As you begin to establish your practice, you'll be focused on how to get more people on your massage table. Most of them will like what you do so much they'll come back. These are the people who will be your bread and butter, and to keep them scheduling, you should stay in touch with them between sessions.
Postcard mailings are an effective and inexpensive way to do this. Postcards are more likely to be read and kept than other kinds of mail, and they are also likely to be passed on to others, supporting the word-of-mouth marketing so many massage therapists depend on.
What to do with postcards
Using postcards, you can send discount coupons, appointment reminders, session follow-ups, quick informal notes, announcements for events or specials---almost anything. Postcard are also a great way to let your clients and associates know they are important, so send postcards wishing a happy birthday, thanking them for a referral or following up with some information you promised. Also, if you want to make an announcement, such as introducing your new practice, adding a new service or reminding people you have gift certificates available for the holidays, a quick postcard will keep everyone up to date.
Focus your message
David Walker, a massage therapist who has marketed his practice in numerous ways, believes postcards are an inexpensive way to stay in touch. He adds highly focused postcard promotions work exceptionally well for him.
Not long ago, Walker created three promotions:
- An afternoon special for clients with flexible schedules.
- A "get back on the table" message to inactive 9-to-5ers.
- A discount offer to his inactive house-call clients.
From experience, Walker found that giving a percentage discount doesn't get much of a response. What does work is such a message as, "Buy a 60-minute massage, get 30 minutes FREE." (He's a big believer in all caps.) Walker says, "The message you put out is important. If it doesn't work, something was probably wrong with the wording."
Reward your referrals
Seventy percent of people in the U.S. are significantly more inclined to buy something recommended to them by family or a friend. Positive word-of-mouth support from your clients to their friends and family provides the best advertising for your practice.
At her massage and Reiki business, Victoria Hux piles a stack of "Thank you for your referral" postcards on the office desk, so every therapist has access to them.

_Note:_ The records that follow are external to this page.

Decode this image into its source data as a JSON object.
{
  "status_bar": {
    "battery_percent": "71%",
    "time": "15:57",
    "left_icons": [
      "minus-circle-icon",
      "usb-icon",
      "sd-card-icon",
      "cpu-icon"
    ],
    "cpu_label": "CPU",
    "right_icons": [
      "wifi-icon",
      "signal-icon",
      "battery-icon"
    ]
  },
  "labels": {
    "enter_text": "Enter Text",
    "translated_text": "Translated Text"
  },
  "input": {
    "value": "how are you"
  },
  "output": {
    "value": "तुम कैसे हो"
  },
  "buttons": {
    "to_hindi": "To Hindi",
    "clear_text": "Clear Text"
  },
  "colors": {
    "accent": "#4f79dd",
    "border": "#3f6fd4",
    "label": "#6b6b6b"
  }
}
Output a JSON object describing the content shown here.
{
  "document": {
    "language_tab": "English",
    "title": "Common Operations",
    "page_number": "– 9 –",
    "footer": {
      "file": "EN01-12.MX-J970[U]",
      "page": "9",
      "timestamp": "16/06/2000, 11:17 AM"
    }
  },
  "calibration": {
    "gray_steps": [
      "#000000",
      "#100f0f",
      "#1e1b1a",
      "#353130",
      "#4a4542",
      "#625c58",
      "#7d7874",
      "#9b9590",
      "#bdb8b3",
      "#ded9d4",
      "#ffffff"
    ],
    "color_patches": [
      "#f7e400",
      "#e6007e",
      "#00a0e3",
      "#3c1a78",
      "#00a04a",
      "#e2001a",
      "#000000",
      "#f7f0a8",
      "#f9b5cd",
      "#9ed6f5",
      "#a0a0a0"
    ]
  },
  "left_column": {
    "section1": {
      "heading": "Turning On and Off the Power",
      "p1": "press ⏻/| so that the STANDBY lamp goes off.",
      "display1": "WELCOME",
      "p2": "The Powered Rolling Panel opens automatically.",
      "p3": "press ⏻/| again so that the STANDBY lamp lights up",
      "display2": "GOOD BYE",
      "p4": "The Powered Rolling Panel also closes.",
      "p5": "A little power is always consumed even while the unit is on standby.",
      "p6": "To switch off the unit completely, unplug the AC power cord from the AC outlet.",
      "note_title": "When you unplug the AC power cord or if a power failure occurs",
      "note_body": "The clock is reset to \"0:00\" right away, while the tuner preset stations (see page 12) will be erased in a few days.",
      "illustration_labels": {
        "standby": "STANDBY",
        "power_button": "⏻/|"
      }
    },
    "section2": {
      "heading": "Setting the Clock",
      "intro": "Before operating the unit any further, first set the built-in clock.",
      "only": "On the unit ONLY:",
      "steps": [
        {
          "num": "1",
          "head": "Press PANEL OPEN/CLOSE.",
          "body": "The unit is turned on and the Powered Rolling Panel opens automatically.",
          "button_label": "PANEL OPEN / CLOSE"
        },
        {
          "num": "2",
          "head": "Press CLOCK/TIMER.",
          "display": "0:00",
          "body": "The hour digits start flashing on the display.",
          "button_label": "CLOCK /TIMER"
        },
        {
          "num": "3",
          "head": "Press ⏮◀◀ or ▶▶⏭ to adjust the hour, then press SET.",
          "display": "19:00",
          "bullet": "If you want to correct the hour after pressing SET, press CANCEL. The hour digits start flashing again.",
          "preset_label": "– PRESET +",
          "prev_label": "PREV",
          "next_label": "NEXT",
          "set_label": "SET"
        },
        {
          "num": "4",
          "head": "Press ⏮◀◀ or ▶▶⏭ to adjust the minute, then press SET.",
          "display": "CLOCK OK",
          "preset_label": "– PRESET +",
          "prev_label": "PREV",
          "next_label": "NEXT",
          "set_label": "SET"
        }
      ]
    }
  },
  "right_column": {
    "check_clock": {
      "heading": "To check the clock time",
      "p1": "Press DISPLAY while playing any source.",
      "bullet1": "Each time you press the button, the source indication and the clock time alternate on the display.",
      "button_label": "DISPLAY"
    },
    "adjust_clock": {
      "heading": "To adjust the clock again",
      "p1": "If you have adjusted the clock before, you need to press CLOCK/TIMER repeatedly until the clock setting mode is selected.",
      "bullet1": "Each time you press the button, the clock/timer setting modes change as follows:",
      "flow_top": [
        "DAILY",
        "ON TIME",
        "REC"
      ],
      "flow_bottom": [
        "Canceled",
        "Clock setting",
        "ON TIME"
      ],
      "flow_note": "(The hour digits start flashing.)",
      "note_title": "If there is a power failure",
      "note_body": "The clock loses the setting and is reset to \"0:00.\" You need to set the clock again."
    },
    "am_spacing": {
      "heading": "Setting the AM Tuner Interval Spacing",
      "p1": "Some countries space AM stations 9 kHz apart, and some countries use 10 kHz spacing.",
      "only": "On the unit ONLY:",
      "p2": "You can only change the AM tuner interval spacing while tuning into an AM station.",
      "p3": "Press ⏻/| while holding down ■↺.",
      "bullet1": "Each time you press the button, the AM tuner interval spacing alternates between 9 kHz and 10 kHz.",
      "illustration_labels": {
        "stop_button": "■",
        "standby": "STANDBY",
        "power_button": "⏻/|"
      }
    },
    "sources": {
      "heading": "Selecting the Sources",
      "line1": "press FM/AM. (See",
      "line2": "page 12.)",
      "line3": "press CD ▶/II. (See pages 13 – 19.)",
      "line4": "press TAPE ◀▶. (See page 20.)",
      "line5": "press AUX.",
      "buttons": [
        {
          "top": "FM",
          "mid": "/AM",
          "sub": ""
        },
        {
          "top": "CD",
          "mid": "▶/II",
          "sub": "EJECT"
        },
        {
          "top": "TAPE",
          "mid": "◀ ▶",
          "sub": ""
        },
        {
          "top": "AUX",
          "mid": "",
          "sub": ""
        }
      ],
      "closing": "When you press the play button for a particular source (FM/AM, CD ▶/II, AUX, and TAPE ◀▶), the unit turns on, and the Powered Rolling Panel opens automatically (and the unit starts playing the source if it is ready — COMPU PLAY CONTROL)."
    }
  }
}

When a new client has been referred by another client, the therapist will mail her a postcard with a $10 discount offer. The client who made the referral then comes in for an appointment with the discount card in hand.
Clients really respond to the program, Hux says. "It's about the same overall cost as an ad in area papers," she says, "but it's more effective because Mrs. Smith is spreading the word about her satisfaction with my service."
Remember to include these three items on your promotional postcard.
- An attention-getting headline. This can be a special offer, an announcement of your new practice or just, "It's been awhile ...."
- A call to action. Tell people what to do. Some examples include: "Call before the 15th;" "Call to get the time slot you want;" and "Get $5 off when you reschedule."
- Your contact information. Don't forget your phone number, e-mail address and other necessary contact items.
It's also important to keep your mailing list current by using first-class postage. Undeliverable postcards will be returned to you to help you update your mailing list. Here's how it works:
- Make sure your return address is in the upper left corner of the addressing area.
- Print the words, "Return Service Requested" directly below the return address in at least 8-point type. (The postal service has to be able to see the message.)
Building a new business with a postcard
Here's a last word from Jon Petersen, L.M.T.: In 2008, after only a year in business, he sent 320 Christmas postcards announcing this offer: "Buy a gift certificate by Dec. 31, and get the second one for 25% off." By February, his mailing list grew to 400. In addition, half the bookings after the holidays were new clients due to gift-certificate sales, an impressive boost for his fledgling business. Petersen says, "People delete e-mail. With postcards, you have a nice-looking card in your hand."